Do we allow Christ to wash us completely?
[Darris McNeely] As a Christian, I have observed the New Testament Passover for a number of years. Every year on the anniversary of the death of Jesus Christ, we gather, we take the bread and the wine as the symbols of Christ’s body and His blood. It’s a commemoration of His death. We also go through a service on that evening in the example of Christ in John 13 where he took water and a basin and towel, girded Himself, and washed His disciples’ feet. And in John chapter 13 and verse 8 where that is mentioned, Peter wanted Christ to wash all of his body because he couldn’t understand exactly what Christ was doing by kneeling like a servant and washing his feet. And Jesus said in verse 8, He said, “If I do not wash you, you have no part with Me,” as He was talking with Peter (John 13:1-17 John 13:1-17  Now before the feast of the passover, when Jesus knew that his hour was come that he should depart out of this world to the Father, having loved his own which were in the world, he loved them to the end.
 And supper being ended, the devil having now put into the heart of Judas Iscariot, Simon’s son, to betray him;
 Jesus knowing that the Father had given all things into his hands, and that he was come from God, and went to God;
 He rises from supper, and laid aside his garments; and took a towel, and girded himself.
 After that he pours water into a basin, and began to wash the disciples’ feet, and to wipe them with the towel with which he was girded.
 Then comes he to Simon Peter: and Peter said to him, Lord, do you wash my feet?
 Jesus answered and said to him, What I do you know not now; but you shall know hereafter.
 Peter said to him, You shall never wash my feet. Jesus answered him, If I wash you not, you have no part with me.
 Simon Peter said to him, Lord, not my feet only, but also my hands and my head.
 Jesus said to him, He that is washed needs not save to wash his feet, but is clean every whit: and you are clean, but not all.
 For he knew who should betray him; therefore said he, You are not all clean.
 So after he had washed their feet, and had taken his garments, and was set down again, he said to them, Know you what I have done to you?

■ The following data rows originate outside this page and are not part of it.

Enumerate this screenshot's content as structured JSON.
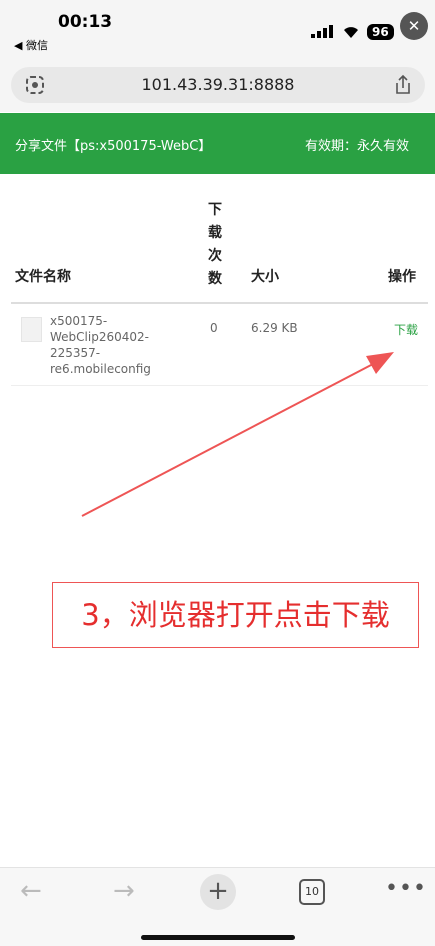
{
  "status_bar": {
    "time": "00:13",
    "back_app": "◀ 微信",
    "battery": "96"
  },
  "browser": {
    "url": "101.43.39.31:8888",
    "tab_count": "10"
  },
  "header": {
    "title": "分享文件【ps:x500175-WebC】",
    "validity": "有效期：永久有效"
  },
  "table": {
    "columns": {
      "name": "文件名称",
      "count": "下载次数",
      "size": "大小",
      "action": "操作"
    },
    "rows": [
      {
        "name": "x500175-WebClip260402-225357-re6.mobileconfig",
        "count": "0",
        "size": "6.29 KB",
        "action": "下载"
      }
    ]
  },
  "annotation": {
    "text": "3，浏览器打开点击下载",
    "color": "#e52e2e"
  },
  "colors": {
    "accent": "#2aa143"
  }
}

 You call me Master and Lord: and you say well; for so I am.
 If I then, your Lord and Master, have washed your feet; you also ought to wash one another’s feet.
 For I have given you an example, that you should do as I have done to you.
 Truly, truly, I say to you, The servant is not greater than his lord; neither he that is sent greater than he that sent him.
 If you know these things, happy are you if you do them.
American King James Version×). That one statement really does resonate if we understand what the totality of the Passover observance really means and we take the bread and the wine, the symbols of Christ’s life and death. And that foot washing service, there’s a washing impact that really does make us clean when we focus upon what the death of Jesus Christ, His sacrifice, actually does for us spiritually.
[Steve Myers] It’s a startling statement to have no part in Christ—none whatsoever. So that leads us to believe it’s more than just understanding we’re supposed to serve. As we get down and wash one another’s feet it’s more than that—that in order even to be a servant, we have to be cleansed. We have to have the cleaning up. Our lives have to be cleaned up; sin has to be rooted out and that’s only possible through the cleansing that we find through the sacrifice of Christ.
[Darris McNeely] I’ve always felt very clean on the evening of the Passover service, walking out of the place where that may have been held, understanding what we had just done, reading through the Scriptures, going through the entire service as we focus upon Christ’s death and the seriousness of that to our lives and the fact that the penalty to sin can be lifted from us. That washing, that cleansing, is something very important and it’s also ongoing.
[Steve Myers] So let’s keep that in mind as we keep the Passover this year—that without the cleansing that comes through Jesus Christ, we can’t even get started to come out of sin.
[Darris McNeely] That’s BT Daily. Join us next time.